“Today the United States and Russia are announcing a plan which we hope will reduce violence, reduce suffering and resume movement toward a negotiated peace and a transition in Syria…that if followed, has ability t o provide a turning point, a moment of change,” said Secretary of State John F. Kerry.
The agreement, which was sealed after a daylong final negotiating session in Geneva, led by Mr Kerry and Sergei Lavrov, the Russian foreign minister, will help create an unlikely new military partnership targeting the Islamic State and al-Qaida as well as new limits on President Bashar Assad’s forces.
Mr Kerry also said the truce would begin on Monday, to coincide with the Muslim holiday Eid al-Fitr, and that he hoped it would lead to talks to ultimately “end the conflict”.
“The United States is going the extra mile here because we believe Russia and my colleague have the capability to press the Assad regime to stop this conflict and come to the table and make peace,” he said.
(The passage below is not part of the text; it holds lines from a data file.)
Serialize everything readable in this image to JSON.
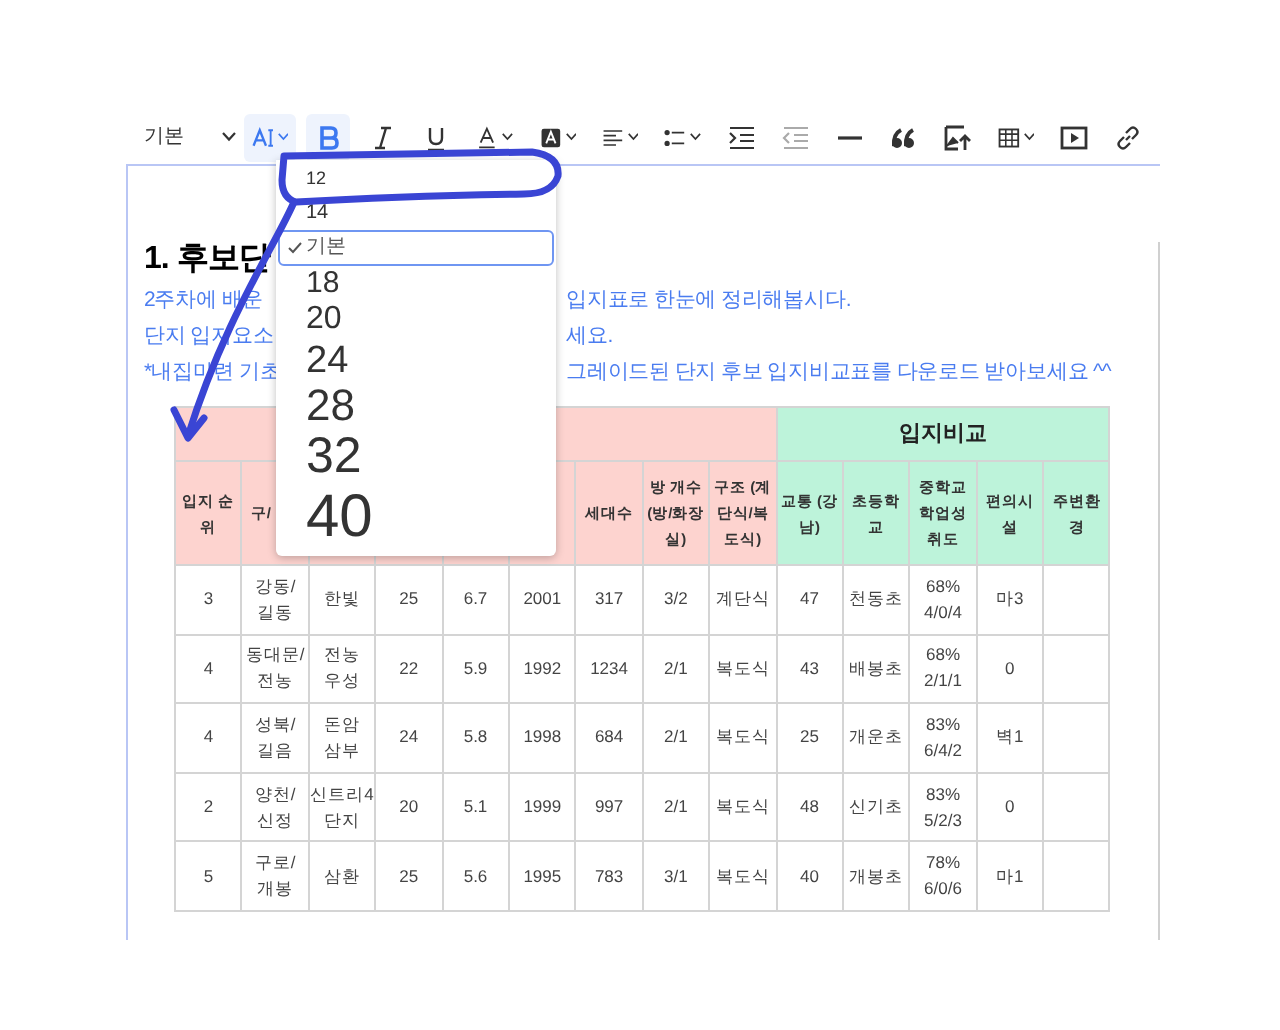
{
  "toolbar": {
    "style_select": "기본",
    "buttons": [
      {
        "kind": "font-size",
        "active": true,
        "caret": true
      },
      {
        "kind": "bold",
        "active": true,
        "caret": false
      },
      {
        "kind": "italic",
        "active": false,
        "caret": false
      },
      {
        "kind": "underline",
        "active": false,
        "caret": false
      },
      {
        "kind": "text-color",
        "active": false,
        "caret": true
      },
      {
        "kind": "highlight",
        "active": false,
        "caret": true
      },
      {
        "kind": "align",
        "active": false,
        "caret": true
      },
      {
        "kind": "list",
        "active": false,
        "caret": true
      },
      {
        "kind": "indent",
        "active": false,
        "caret": false
      },
      {
        "kind": "outdent",
        "active": false,
        "caret": false,
        "disabled": true
      },
      {
        "kind": "rule",
        "active": false,
        "caret": false
      },
      {
        "kind": "quote",
        "active": false,
        "caret": false
      },
      {
        "kind": "image",
        "active": false,
        "caret": false
      },
      {
        "kind": "table",
        "active": false,
        "caret": true
      },
      {
        "kind": "video",
        "active": false,
        "caret": false
      },
      {
        "kind": "link",
        "active": false,
        "caret": false
      }
    ]
  },
  "font_size_menu": [
    {
      "label": "12",
      "selected": false
    },
    {
      "label": "14",
      "selected": false
    },
    {
      "label": "기본",
      "selected": true
    },
    {
      "label": "18",
      "selected": false
    },
    {
      "label": "20",
      "selected": false
    },
    {
      "label": "24",
      "selected": false
    },
    {
      "label": "28",
      "selected": false
    },
    {
      "label": "32",
      "selected": false
    },
    {
      "label": "40",
      "selected": false
    }
  ],
  "heading": "1. 후보단",
  "intro_lines": [
    {
      "left": "2주차에 배운",
      "right": "입지표로 한눈에 정리해봅시다."
    },
    {
      "left": "단지 입지요소",
      "right": "세요."
    },
    {
      "left": "*내집마련 기초",
      "right": "그레이드된 단지 후보 입지비교표를 다운로드 받아보세요 ^^"
    }
  ],
  "table": {
    "groups": [
      {
        "color": "#fdd3cf",
        "columns": [
          "입지 순위",
          "구/",
          null,
          null,
          null,
          null,
          "세대수",
          "방 개수 (방/화장실)",
          "구조 (계단식/복도식)"
        ]
      },
      {
        "color": "#bdf3da",
        "label": "입지비교",
        "columns": [
          "교통 (강남)",
          "초등학교",
          "중학교 학업성취도",
          "편의시설",
          "주변환경"
        ]
      }
    ],
    "rows": [
      [
        "3",
        "강동/\n길동",
        "한빛",
        "25",
        "6.7",
        "2001",
        "317",
        "3/2",
        "계단식",
        "47",
        "천동초",
        "68%\n4/0/4",
        "마3",
        null
      ],
      [
        "4",
        "동대문/\n전농",
        "전농\n우성",
        "22",
        "5.9",
        "1992",
        "1234",
        "2/1",
        "복도식",
        "43",
        "배봉초",
        "68%\n2/1/1",
        "0",
        null
      ],
      [
        "4",
        "성북/\n길음",
        "돈암\n삼부",
        "24",
        "5.8",
        "1998",
        "684",
        "2/1",
        "복도식",
        "25",
        "개운초",
        "83%\n6/4/2",
        "벽1",
        null
      ],
      [
        "2",
        "양천/\n신정",
        "신트리4\n단지",
        "20",
        "5.1",
        "1999",
        "997",
        "2/1",
        "복도식",
        "48",
        "신기초",
        "83%\n5/2/3",
        "0",
        null
      ],
      [
        "5",
        "구로/\n개봉",
        "삼환",
        "25",
        "5.6",
        "1995",
        "783",
        "3/1",
        "복도식",
        "40",
        "개봉초",
        "78%\n6/0/6",
        "마1",
        null
      ]
    ]
  }
}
On Friday evening, the deal nearly seemed to have slipped away after Russian Foreign Minister said he was thinking of “calling it a day” on Syria talks with the United States, at least until next week, after waiting for more than five hours for Kerry to obtain approval from Washington for a deal he said the two had agreed upon.
In an extraordinary appearance in the hall where reporters waited for an anticipated Kerry-Lavrov news conference, Lavrov suddenly strode in and said that he was trying to be patient, but he still had no word from Kerry, who apparently was seeking White House approval in an hours-long secure video communication with national security principals at home.
“I believe it is important for them to check with Washington,” Lavrov said in English. “That’s why I apologize for the delay. We cannot help it. . . . I hope before Washington goes to sleep, we can get some news,” he told reporters, observing that the “vertical” approval process in a democracy was sometimes difficult. “My appeal to you is to be patient.”
With that, Lavrov strode out again. He was quickly followed by United Nations envoy Staffan de Mistura, who was also cooling his heels while waiting for Kerry. “I hope to see you very soon here,” he said.